(Data extracts Opens)

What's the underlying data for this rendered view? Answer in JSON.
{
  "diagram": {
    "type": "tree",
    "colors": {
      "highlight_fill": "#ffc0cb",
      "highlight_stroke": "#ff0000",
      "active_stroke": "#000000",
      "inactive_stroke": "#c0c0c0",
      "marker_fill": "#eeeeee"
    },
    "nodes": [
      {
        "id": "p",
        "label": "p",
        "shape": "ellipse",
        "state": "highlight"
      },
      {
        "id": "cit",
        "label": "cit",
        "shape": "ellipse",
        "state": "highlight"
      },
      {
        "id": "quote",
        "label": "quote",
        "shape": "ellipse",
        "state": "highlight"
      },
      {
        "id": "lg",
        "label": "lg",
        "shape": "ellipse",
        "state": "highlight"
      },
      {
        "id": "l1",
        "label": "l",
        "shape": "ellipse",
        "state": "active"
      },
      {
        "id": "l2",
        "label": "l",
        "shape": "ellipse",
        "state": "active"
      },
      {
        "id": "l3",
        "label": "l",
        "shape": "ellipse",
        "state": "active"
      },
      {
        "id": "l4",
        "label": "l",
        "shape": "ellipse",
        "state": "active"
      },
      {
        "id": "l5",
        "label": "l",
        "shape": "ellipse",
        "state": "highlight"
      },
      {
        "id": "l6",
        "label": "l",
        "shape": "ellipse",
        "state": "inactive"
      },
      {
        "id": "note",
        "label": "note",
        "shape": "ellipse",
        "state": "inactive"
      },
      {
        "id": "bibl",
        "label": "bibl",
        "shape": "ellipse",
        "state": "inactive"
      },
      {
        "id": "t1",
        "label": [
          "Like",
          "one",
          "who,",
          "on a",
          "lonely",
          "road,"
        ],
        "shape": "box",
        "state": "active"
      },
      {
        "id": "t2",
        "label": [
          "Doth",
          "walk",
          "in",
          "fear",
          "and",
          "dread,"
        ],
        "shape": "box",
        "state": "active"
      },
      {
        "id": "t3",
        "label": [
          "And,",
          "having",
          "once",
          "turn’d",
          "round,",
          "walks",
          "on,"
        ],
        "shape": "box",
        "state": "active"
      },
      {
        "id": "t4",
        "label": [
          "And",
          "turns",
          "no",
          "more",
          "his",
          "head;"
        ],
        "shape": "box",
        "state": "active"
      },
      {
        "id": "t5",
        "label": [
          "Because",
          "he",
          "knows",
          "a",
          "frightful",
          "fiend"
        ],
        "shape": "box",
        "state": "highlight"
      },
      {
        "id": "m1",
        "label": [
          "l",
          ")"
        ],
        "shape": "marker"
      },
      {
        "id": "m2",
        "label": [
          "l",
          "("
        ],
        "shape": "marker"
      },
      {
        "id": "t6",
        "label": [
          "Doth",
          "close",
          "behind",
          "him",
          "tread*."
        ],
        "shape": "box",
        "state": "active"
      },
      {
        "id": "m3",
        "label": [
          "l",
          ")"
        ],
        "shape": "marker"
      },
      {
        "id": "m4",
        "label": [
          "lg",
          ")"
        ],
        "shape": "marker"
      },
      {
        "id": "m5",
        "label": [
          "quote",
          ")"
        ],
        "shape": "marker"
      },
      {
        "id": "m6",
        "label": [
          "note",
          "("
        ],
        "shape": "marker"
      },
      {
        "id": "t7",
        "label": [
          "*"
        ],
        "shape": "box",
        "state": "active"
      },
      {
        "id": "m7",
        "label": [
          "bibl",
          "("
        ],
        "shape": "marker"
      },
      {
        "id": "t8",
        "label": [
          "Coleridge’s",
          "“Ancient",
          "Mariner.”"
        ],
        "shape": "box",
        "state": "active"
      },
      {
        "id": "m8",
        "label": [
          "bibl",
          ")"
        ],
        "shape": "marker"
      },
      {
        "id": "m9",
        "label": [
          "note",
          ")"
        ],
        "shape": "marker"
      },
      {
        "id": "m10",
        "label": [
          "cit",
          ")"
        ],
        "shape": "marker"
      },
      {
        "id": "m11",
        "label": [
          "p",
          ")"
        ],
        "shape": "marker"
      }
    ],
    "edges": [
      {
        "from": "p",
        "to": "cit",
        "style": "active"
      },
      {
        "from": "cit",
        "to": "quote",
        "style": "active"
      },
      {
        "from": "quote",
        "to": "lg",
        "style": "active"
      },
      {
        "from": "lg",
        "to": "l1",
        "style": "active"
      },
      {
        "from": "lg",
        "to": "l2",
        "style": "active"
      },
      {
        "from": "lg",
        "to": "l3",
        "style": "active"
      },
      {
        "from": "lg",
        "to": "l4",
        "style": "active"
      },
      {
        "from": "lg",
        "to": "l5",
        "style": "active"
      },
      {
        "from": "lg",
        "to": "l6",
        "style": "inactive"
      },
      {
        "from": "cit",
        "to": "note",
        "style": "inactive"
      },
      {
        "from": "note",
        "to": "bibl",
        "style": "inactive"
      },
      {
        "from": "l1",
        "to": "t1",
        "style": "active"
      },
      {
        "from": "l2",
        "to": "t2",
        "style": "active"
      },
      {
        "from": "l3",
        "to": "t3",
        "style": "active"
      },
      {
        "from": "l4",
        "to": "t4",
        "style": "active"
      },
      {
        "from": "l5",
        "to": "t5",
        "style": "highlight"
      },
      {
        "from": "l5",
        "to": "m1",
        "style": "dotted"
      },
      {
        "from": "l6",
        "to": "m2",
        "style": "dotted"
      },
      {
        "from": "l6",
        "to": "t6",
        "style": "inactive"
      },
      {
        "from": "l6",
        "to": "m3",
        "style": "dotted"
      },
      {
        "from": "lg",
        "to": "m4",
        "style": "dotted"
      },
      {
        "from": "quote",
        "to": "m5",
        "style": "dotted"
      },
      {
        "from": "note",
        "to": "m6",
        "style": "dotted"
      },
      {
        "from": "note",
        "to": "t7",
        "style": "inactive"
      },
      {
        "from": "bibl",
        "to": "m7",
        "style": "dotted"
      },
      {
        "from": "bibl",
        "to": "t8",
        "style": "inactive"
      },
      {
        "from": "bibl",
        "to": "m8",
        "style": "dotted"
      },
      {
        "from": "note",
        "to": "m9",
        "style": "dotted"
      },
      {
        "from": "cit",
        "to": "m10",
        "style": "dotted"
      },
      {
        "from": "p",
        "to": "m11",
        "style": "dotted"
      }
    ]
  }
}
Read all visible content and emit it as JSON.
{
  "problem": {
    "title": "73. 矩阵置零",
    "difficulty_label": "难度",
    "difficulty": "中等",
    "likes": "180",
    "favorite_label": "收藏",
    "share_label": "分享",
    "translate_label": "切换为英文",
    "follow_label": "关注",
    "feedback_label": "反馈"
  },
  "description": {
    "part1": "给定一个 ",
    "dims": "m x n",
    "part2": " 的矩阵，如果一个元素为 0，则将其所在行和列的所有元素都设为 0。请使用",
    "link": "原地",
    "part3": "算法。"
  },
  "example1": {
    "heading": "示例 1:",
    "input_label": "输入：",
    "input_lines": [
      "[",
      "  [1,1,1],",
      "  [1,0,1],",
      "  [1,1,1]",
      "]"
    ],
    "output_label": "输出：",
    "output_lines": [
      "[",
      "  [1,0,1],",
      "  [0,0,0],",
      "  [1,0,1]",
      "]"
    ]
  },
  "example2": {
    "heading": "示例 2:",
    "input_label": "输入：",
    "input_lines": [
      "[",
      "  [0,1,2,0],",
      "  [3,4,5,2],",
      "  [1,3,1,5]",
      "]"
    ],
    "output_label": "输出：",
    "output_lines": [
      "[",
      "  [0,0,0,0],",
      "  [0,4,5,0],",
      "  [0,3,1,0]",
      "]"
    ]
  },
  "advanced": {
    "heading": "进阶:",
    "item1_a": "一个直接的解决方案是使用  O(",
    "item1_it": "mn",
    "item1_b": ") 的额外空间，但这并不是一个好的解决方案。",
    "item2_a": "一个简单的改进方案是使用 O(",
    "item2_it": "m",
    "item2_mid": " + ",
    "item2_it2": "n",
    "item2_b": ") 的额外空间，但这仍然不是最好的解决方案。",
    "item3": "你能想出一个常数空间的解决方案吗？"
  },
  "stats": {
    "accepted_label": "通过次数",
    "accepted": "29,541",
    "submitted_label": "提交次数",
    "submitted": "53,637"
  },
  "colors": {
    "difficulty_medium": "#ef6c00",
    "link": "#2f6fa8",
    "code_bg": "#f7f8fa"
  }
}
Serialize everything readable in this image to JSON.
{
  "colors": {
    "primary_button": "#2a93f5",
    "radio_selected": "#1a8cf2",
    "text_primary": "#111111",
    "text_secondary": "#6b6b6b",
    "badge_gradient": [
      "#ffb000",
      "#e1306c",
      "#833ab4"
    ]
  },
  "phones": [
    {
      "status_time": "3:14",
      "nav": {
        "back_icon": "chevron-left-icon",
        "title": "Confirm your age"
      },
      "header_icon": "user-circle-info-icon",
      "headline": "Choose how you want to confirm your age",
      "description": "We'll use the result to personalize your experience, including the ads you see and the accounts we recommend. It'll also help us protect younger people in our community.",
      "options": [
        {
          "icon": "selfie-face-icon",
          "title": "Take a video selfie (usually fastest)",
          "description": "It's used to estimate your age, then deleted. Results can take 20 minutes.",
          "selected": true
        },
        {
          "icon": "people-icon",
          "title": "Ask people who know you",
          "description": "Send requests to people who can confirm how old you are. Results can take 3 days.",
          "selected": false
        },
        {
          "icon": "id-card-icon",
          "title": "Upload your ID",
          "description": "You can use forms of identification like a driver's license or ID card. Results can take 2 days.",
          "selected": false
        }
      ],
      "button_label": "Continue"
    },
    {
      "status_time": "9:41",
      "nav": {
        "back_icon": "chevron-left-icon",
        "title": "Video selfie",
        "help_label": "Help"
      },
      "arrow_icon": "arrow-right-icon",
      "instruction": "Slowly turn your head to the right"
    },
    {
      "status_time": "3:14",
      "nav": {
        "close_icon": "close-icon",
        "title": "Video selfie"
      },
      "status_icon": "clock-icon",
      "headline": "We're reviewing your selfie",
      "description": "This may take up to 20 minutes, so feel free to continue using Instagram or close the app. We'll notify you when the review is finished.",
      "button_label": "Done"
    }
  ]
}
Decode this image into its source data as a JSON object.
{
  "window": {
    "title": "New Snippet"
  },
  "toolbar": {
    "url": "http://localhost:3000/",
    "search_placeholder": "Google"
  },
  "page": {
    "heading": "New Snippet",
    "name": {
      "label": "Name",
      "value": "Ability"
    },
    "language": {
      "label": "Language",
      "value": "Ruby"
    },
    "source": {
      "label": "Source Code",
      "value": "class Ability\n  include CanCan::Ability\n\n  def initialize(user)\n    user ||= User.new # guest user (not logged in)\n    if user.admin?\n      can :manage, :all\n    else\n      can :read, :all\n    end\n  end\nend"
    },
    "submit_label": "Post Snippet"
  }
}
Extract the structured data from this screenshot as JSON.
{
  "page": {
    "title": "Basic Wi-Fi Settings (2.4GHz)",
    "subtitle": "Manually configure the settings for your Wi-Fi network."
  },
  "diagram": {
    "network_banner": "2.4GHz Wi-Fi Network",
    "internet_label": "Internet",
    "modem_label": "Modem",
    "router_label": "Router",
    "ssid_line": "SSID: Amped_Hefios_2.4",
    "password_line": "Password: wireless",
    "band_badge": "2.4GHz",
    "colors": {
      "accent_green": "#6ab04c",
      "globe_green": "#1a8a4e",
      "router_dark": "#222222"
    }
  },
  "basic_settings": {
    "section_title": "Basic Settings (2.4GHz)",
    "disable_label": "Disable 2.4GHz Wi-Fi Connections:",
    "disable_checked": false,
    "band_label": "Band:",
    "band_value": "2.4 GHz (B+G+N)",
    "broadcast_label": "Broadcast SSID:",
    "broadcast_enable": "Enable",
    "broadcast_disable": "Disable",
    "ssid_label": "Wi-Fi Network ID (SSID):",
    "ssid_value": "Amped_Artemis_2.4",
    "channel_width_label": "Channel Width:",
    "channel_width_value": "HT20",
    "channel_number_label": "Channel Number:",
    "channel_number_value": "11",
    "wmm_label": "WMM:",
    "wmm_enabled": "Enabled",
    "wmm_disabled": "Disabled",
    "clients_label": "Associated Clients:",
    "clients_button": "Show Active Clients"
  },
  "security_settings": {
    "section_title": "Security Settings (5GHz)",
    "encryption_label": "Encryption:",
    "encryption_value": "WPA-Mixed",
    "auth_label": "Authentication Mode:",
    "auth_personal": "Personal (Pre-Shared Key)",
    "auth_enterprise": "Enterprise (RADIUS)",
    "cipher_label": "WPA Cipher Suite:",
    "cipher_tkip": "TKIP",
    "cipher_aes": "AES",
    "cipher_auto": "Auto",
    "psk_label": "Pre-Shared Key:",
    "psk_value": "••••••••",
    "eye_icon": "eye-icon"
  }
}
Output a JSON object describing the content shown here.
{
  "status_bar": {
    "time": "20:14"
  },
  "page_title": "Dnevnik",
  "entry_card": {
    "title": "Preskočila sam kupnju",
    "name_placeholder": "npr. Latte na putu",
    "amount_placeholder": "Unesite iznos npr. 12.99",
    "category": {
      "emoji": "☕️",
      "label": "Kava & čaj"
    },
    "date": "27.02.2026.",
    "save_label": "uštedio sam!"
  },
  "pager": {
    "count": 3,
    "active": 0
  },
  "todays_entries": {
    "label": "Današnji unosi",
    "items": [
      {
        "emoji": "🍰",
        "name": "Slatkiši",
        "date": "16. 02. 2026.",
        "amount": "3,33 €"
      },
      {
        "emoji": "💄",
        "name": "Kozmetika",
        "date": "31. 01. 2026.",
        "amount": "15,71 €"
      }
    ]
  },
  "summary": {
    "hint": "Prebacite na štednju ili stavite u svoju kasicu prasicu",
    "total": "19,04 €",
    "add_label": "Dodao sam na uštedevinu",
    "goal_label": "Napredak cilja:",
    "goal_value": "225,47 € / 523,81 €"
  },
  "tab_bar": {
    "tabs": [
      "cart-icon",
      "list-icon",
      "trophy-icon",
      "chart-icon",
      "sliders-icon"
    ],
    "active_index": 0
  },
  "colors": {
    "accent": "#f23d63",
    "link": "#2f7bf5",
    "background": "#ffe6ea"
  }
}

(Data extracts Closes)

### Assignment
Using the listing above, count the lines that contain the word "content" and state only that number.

### Final answer
2